Data about app and page elements:
+-------+

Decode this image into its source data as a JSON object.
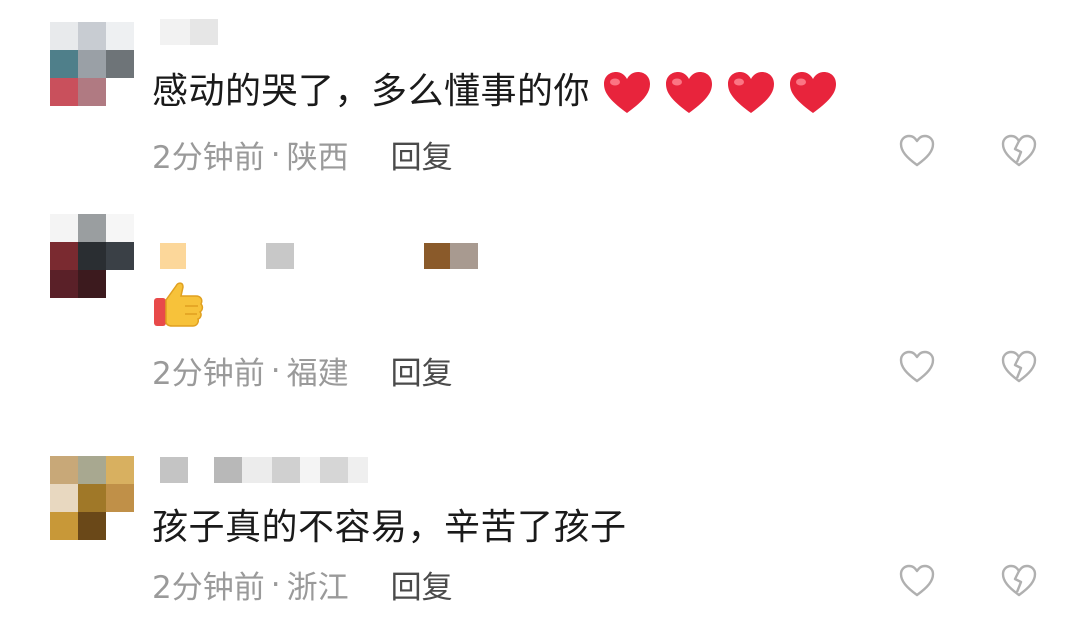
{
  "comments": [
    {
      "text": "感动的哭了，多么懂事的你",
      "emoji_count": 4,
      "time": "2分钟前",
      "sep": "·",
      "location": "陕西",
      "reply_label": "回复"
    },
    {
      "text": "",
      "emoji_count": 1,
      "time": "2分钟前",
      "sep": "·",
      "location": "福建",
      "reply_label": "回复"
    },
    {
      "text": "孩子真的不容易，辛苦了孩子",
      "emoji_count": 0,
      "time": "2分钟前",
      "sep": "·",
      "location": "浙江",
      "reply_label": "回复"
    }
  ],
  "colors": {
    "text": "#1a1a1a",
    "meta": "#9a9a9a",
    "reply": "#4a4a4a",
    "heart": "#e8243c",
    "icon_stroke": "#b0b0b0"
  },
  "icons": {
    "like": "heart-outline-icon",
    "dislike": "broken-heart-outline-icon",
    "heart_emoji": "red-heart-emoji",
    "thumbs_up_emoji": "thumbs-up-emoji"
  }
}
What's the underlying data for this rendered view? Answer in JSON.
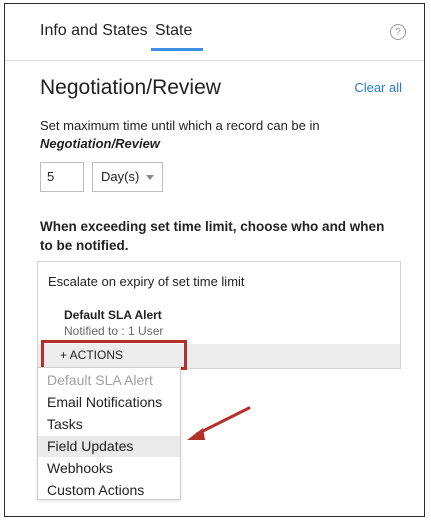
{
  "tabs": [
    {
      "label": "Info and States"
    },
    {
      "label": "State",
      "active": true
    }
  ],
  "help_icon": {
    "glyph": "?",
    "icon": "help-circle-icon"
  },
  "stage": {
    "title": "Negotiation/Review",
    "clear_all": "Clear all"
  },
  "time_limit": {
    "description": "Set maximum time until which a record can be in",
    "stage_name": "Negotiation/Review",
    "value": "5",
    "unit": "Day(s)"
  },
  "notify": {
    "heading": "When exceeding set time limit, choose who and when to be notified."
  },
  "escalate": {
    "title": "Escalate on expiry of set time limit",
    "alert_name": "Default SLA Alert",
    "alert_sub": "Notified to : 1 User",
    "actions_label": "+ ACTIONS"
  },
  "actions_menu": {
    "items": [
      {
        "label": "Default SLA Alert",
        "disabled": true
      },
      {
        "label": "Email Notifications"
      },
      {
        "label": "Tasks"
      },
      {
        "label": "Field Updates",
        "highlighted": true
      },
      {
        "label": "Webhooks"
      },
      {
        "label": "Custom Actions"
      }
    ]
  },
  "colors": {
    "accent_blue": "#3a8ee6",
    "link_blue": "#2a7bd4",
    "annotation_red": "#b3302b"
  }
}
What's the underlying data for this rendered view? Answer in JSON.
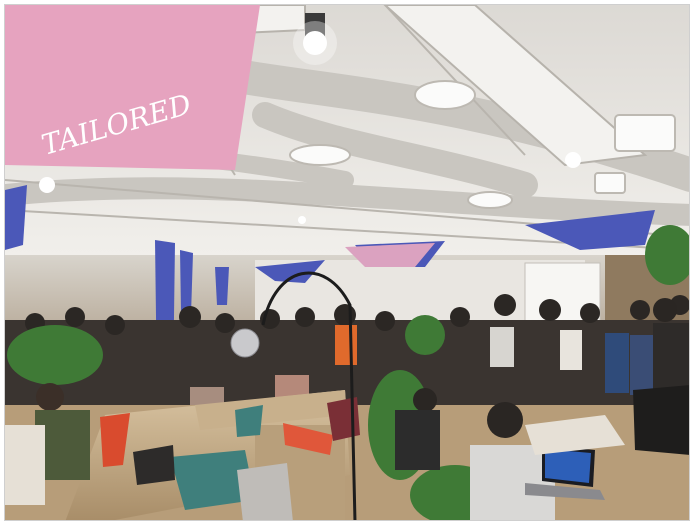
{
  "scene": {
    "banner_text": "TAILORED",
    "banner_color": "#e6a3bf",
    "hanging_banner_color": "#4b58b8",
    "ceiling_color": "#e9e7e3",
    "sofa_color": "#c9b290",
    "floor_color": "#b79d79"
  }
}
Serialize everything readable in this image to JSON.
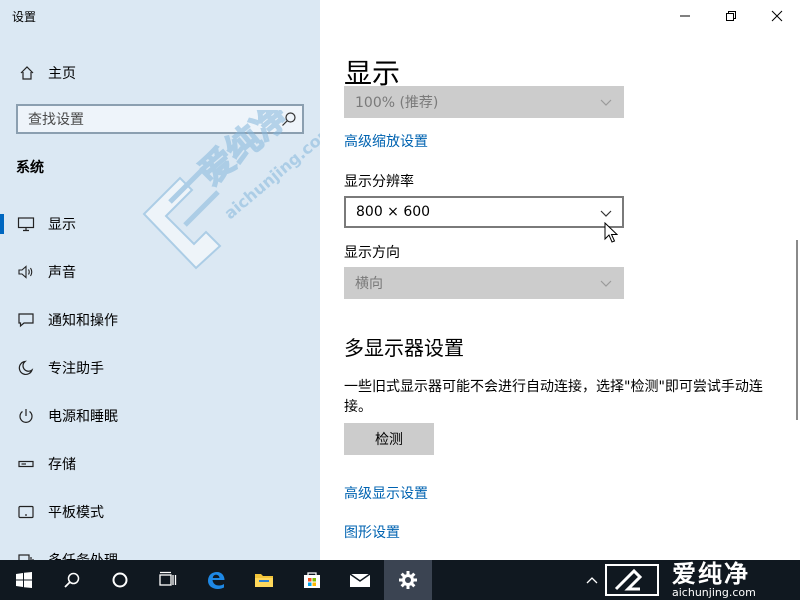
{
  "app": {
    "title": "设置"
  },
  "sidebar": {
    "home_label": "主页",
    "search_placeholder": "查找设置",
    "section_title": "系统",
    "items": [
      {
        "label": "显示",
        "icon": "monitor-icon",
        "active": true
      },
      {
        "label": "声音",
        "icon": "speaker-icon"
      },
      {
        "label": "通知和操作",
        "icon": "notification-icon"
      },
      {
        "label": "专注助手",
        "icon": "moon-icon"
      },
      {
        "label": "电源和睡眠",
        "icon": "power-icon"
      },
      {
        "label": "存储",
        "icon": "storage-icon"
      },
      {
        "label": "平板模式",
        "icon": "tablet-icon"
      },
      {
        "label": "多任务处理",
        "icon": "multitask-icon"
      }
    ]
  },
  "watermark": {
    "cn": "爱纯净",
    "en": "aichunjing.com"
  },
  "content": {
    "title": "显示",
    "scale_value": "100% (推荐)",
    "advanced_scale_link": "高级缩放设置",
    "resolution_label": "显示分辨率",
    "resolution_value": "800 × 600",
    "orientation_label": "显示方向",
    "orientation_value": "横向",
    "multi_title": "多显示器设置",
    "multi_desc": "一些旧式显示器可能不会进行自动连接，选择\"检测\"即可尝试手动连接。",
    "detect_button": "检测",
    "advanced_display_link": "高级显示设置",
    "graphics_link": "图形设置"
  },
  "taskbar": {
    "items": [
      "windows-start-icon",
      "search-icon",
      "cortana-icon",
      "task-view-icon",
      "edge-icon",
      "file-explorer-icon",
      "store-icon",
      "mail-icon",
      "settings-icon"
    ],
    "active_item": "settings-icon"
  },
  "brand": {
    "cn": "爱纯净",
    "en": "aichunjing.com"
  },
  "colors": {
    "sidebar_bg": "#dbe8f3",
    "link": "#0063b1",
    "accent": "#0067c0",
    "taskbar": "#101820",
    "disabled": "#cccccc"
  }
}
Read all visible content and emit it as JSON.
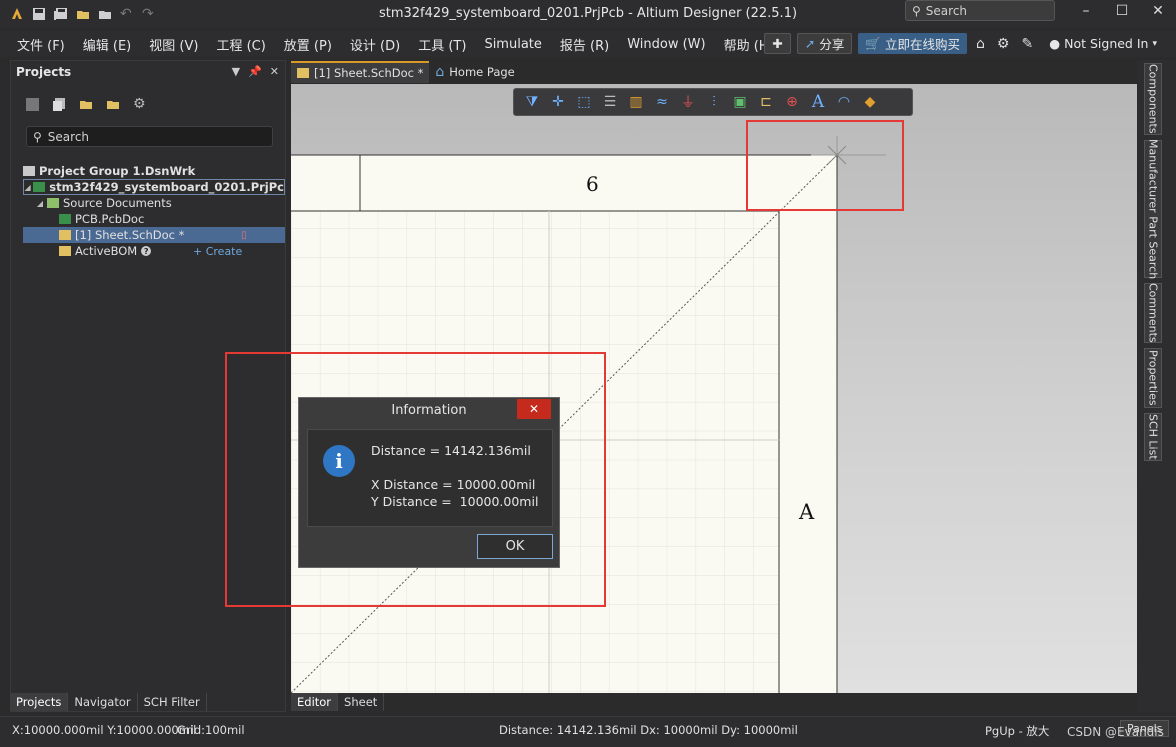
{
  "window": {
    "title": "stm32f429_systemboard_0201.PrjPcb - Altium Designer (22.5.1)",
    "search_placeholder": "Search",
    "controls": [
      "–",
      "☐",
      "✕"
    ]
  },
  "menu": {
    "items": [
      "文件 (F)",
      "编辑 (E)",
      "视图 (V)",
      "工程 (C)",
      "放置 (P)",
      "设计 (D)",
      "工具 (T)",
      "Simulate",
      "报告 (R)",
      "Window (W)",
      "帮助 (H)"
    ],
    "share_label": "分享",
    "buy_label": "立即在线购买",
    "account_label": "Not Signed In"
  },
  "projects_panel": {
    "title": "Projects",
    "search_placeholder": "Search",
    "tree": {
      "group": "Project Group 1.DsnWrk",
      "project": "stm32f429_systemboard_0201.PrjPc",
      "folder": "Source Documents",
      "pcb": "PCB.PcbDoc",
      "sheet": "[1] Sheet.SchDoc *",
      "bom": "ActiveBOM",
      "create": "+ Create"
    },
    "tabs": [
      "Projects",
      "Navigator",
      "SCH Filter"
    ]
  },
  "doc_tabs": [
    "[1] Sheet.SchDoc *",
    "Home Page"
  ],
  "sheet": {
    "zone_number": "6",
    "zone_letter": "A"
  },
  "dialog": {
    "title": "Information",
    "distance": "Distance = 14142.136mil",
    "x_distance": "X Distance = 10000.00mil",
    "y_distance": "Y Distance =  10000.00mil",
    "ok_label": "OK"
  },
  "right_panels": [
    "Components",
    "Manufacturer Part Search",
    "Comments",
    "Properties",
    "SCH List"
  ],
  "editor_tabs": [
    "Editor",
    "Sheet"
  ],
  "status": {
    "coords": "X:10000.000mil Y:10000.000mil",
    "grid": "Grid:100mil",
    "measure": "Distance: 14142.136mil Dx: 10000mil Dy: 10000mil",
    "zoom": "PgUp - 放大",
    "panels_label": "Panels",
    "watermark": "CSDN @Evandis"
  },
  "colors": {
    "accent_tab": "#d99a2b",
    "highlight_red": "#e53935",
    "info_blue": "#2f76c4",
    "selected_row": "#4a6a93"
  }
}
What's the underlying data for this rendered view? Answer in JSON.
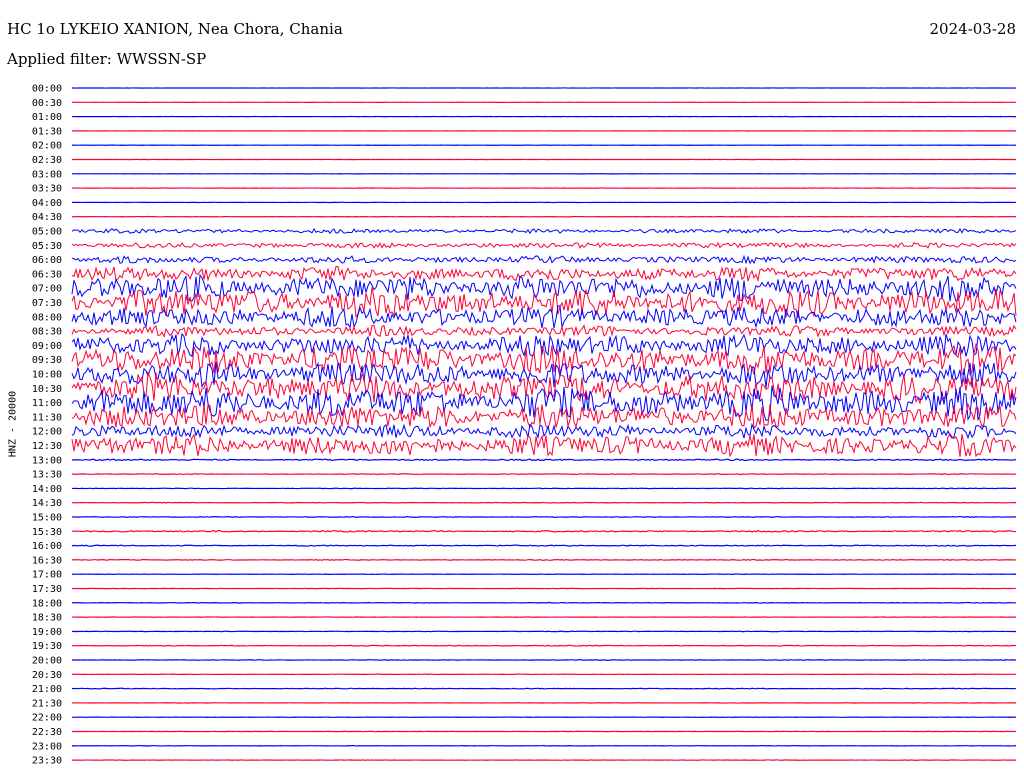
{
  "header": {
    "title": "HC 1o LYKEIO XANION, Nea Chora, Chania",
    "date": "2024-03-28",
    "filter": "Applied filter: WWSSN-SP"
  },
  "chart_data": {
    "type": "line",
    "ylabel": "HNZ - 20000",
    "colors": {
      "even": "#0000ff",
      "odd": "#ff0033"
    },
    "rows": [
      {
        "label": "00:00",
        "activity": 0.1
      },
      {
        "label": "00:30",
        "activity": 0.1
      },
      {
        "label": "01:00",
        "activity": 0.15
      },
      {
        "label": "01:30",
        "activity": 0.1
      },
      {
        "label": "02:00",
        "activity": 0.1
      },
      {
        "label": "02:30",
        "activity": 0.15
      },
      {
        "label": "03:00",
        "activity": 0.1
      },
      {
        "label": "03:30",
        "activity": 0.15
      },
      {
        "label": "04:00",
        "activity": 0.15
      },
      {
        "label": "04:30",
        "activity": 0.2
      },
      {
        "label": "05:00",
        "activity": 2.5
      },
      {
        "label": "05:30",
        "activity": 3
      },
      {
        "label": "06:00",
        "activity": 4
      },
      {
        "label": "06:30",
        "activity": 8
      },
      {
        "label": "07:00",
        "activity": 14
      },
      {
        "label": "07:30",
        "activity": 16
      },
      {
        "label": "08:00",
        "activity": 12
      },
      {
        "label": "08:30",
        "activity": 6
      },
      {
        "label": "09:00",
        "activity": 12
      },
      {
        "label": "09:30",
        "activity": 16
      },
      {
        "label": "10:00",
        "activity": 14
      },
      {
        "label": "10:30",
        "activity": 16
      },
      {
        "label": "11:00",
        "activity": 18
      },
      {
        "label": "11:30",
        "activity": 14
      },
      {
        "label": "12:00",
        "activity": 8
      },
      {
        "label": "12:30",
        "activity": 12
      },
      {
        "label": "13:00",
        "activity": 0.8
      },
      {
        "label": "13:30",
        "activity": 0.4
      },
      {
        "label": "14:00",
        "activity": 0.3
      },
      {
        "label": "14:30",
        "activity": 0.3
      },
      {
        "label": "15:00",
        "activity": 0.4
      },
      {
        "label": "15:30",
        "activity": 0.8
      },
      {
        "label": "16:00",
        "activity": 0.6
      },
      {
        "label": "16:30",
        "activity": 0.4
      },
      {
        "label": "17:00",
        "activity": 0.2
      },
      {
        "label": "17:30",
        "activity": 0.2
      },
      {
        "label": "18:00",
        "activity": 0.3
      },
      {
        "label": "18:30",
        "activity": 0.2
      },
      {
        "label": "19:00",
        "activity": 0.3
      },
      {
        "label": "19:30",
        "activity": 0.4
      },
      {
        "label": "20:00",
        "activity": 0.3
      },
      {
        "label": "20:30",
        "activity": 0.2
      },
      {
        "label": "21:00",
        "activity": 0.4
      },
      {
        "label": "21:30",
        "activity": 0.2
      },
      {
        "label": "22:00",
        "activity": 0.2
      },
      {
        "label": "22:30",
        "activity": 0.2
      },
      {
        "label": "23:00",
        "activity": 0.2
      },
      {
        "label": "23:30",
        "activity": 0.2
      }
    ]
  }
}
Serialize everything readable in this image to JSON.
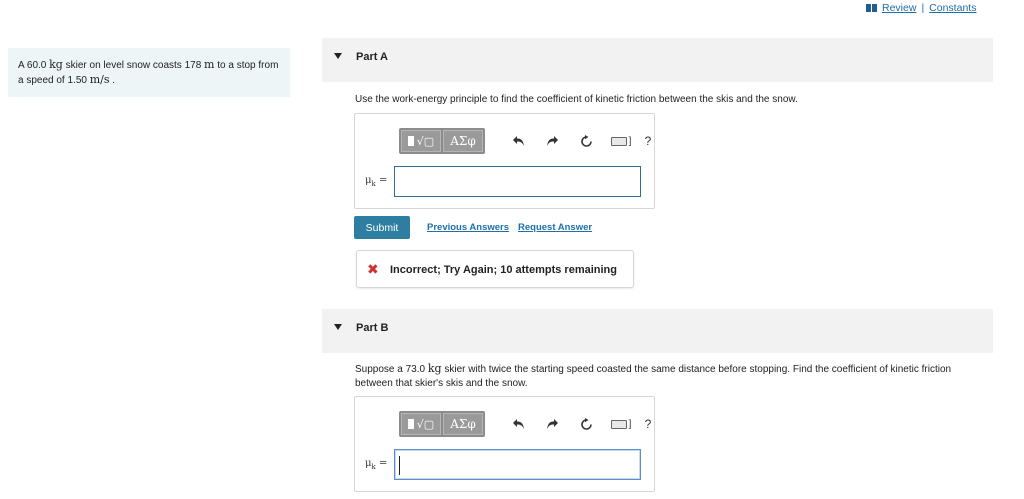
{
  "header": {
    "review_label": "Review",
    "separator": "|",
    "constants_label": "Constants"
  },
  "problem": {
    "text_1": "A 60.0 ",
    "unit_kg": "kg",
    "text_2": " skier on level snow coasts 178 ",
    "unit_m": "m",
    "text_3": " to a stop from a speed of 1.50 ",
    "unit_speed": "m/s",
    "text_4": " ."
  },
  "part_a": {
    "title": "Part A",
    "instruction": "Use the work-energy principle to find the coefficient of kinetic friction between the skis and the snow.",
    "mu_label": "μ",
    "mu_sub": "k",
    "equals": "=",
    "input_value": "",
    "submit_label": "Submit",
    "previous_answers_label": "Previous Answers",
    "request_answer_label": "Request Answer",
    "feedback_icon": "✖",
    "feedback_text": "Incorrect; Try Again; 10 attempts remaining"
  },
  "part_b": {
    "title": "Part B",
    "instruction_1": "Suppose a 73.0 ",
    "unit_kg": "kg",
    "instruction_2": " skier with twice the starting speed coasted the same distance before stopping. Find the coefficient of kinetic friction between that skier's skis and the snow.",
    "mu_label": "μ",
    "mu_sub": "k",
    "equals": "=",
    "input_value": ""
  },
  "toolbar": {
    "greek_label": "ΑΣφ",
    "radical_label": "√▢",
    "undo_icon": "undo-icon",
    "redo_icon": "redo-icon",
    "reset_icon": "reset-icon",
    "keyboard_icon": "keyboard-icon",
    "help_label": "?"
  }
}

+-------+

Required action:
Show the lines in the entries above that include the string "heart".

Written response:
    "heart": "#e8243c",
    "like": "heart-outline-icon",
    "dislike": "broken-heart-outline-icon",
    "heart_emoji": "red-heart-emoji",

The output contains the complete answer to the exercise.